▶ **WHAT TO DO**
Copy every line below where the string "code" is found.

________________________________________

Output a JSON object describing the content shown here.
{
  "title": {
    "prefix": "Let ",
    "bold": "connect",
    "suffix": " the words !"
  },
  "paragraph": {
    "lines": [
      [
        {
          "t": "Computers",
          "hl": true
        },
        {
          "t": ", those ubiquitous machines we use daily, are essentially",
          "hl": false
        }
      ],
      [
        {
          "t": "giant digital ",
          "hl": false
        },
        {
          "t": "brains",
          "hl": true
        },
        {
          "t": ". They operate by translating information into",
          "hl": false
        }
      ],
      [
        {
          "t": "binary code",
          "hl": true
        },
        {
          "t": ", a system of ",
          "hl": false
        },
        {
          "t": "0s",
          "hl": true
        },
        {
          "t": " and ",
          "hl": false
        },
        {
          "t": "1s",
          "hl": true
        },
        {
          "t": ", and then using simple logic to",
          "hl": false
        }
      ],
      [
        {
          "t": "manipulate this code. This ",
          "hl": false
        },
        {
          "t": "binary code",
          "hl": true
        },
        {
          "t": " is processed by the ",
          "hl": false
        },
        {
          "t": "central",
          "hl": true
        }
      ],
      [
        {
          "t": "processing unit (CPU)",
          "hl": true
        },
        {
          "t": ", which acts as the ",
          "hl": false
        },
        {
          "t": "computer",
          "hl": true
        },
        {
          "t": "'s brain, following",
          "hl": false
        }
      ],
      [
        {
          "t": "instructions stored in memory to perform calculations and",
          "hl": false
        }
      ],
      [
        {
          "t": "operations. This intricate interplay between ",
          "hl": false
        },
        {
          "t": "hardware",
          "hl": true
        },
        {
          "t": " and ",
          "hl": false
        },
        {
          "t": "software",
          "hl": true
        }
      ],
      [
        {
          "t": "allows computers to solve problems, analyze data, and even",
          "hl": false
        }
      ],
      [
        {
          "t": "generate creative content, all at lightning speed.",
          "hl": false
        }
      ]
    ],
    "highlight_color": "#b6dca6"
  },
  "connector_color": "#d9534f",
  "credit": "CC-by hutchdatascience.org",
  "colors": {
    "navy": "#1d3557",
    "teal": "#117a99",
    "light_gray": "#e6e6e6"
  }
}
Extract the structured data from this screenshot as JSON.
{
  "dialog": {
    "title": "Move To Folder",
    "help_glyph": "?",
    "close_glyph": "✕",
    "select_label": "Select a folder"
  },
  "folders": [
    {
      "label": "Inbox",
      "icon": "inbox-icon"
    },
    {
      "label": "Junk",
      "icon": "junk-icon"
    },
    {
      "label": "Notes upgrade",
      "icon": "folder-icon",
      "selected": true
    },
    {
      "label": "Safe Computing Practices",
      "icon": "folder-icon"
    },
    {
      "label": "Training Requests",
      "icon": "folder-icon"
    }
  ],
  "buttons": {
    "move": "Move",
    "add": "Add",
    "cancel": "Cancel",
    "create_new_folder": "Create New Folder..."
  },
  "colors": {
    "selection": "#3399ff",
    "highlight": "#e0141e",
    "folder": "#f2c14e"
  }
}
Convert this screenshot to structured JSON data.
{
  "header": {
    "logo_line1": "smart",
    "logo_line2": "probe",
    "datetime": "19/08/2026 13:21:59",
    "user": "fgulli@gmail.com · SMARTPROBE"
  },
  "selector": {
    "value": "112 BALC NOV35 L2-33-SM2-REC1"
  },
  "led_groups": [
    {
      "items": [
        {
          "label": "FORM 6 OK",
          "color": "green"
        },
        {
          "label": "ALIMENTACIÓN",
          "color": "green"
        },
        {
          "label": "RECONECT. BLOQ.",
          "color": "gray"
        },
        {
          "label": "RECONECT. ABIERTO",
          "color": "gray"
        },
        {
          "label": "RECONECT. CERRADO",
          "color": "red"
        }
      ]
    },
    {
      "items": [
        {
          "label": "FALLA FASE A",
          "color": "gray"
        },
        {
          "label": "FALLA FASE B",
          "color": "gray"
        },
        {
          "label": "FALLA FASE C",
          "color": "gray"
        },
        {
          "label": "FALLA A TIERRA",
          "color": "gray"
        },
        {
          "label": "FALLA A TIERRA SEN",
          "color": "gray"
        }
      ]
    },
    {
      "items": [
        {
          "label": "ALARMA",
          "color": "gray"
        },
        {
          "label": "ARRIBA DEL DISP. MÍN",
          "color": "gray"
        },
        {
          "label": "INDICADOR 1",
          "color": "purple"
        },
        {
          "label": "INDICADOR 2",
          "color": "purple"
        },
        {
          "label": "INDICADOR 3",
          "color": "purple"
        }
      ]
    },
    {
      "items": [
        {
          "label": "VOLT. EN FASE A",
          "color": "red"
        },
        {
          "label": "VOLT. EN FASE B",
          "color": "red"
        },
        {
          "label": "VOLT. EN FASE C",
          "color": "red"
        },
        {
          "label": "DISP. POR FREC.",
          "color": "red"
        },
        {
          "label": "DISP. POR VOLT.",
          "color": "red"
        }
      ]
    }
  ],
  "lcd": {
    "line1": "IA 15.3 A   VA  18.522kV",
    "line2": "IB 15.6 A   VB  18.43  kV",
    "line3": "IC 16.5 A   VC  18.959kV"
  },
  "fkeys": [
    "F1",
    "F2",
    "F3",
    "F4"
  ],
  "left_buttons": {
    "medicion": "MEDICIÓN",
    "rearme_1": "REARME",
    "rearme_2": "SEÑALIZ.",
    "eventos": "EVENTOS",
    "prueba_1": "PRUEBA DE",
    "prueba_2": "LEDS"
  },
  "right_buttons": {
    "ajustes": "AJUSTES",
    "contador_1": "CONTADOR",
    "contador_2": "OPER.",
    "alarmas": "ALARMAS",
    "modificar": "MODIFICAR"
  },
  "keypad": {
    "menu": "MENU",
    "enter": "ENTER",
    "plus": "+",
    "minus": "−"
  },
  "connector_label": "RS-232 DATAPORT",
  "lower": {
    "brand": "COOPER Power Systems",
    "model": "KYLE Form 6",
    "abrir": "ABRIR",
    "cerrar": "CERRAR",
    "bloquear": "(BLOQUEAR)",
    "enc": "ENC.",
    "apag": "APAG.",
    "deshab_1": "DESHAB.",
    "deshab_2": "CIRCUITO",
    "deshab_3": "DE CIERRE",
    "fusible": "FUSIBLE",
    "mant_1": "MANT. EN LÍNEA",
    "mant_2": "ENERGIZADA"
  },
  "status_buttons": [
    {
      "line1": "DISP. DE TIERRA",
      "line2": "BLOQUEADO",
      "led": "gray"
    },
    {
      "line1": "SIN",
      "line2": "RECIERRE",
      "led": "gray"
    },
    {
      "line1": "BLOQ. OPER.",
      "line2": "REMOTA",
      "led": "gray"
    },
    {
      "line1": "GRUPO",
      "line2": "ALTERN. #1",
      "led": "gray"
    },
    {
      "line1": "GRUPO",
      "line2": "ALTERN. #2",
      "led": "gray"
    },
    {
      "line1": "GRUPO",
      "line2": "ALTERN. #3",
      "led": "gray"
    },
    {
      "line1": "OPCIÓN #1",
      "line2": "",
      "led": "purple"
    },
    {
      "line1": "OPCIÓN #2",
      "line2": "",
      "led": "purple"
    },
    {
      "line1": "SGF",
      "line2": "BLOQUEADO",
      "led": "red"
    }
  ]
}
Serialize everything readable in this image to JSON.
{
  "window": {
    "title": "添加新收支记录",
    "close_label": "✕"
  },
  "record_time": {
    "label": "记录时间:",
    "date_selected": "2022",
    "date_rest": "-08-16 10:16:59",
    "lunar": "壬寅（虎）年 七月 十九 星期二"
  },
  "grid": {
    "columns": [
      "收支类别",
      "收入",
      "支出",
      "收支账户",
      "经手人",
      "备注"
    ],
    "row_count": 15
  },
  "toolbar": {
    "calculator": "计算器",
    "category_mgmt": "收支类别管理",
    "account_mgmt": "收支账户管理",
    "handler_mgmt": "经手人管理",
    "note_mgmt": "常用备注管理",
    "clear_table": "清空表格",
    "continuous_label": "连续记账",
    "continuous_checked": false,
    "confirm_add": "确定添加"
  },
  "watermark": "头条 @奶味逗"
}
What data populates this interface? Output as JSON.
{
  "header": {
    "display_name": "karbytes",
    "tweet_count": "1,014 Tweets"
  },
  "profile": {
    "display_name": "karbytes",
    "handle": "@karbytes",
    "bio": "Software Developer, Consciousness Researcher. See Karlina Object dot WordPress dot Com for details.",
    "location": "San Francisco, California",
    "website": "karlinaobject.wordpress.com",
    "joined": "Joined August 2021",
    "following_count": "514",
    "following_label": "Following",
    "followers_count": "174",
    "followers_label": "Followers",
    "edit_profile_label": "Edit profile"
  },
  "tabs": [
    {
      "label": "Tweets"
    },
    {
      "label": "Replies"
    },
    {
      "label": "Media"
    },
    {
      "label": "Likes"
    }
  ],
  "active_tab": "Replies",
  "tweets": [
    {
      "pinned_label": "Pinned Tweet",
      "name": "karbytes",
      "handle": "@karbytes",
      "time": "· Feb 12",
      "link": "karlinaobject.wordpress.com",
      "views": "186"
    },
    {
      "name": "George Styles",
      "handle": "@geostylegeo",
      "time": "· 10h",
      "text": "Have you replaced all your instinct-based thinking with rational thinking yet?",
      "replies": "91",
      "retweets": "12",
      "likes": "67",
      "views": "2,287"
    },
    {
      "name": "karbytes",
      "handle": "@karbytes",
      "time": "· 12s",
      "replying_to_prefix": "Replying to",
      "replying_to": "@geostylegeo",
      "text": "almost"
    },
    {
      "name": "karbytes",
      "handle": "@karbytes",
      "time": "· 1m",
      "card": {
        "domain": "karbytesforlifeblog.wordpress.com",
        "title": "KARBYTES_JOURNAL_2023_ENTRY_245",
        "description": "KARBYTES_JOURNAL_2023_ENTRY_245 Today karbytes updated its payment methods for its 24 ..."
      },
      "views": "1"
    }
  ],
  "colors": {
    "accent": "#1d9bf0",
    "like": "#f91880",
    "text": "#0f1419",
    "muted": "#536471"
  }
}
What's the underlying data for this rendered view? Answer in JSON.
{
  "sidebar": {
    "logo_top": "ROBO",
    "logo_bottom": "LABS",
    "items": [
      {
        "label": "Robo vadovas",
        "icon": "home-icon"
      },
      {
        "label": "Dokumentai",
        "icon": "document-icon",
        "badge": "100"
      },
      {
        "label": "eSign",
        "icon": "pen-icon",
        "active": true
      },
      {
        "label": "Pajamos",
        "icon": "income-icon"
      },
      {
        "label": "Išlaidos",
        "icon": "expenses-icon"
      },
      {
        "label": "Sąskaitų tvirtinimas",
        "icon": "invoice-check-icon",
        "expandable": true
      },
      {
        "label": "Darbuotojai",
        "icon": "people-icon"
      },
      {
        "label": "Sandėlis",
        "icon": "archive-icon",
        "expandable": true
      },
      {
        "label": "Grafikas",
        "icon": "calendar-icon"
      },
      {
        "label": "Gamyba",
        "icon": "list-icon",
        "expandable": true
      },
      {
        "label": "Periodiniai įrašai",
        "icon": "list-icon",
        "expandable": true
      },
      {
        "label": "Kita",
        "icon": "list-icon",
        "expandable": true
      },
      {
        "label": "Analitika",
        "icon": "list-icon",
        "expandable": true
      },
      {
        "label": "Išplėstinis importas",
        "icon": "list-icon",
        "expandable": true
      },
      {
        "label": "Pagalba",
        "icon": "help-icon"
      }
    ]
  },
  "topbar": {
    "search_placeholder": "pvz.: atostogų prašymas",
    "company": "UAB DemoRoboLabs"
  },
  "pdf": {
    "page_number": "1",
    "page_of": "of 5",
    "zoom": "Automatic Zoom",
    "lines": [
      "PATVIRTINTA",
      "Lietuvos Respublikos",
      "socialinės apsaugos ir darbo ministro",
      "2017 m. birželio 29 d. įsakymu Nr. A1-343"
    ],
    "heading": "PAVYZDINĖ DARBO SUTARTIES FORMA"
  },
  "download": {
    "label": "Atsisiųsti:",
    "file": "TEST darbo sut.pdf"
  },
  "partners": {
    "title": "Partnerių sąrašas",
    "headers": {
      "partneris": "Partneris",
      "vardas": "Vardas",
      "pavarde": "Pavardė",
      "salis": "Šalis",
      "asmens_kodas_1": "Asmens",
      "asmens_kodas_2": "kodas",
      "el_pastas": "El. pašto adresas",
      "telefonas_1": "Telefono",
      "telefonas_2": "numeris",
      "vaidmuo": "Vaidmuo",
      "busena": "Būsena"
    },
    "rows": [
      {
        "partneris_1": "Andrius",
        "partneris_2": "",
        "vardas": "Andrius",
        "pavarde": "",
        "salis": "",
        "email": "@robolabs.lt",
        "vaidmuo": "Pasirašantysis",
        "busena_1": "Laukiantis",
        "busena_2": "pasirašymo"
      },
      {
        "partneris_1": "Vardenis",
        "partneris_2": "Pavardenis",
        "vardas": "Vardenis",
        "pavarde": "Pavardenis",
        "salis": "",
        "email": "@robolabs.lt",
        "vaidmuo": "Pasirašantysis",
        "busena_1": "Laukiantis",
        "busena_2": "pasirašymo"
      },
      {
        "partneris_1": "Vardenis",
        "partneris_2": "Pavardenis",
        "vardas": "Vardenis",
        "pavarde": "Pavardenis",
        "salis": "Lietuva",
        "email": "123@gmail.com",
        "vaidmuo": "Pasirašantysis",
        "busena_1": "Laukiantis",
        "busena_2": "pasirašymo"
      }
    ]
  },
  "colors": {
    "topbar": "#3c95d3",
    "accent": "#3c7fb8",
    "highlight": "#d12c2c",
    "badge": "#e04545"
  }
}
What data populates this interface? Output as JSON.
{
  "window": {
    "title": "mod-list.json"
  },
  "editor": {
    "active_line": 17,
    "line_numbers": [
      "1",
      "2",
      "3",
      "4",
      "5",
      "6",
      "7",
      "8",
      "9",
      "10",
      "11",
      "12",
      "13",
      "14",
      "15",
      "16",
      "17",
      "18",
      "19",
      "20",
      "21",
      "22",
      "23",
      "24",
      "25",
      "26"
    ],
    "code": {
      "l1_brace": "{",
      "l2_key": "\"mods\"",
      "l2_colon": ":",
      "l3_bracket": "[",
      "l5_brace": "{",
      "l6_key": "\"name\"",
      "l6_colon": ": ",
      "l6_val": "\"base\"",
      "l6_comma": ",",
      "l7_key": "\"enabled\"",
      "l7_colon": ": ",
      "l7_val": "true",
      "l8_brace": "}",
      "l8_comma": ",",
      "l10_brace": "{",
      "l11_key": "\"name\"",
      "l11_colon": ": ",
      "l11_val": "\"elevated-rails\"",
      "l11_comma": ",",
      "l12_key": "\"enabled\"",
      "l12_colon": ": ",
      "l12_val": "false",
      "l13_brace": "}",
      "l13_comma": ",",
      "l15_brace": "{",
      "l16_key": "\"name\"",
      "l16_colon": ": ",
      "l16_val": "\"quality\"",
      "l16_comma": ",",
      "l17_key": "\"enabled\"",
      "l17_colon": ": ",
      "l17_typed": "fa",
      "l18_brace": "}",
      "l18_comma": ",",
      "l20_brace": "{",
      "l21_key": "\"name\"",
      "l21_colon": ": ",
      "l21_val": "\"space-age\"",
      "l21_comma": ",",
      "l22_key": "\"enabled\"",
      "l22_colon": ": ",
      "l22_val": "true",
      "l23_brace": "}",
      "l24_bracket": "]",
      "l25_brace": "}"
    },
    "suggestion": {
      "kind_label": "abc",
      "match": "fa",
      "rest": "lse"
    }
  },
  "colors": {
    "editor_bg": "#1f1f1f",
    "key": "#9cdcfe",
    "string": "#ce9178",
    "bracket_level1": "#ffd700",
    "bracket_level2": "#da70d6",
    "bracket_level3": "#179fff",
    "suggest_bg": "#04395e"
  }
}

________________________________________

▶ **ANSWER BELOW**
          "t": "binary code",
          "t": "manipulate this code. This ",
          "t": "binary code",
    "code": {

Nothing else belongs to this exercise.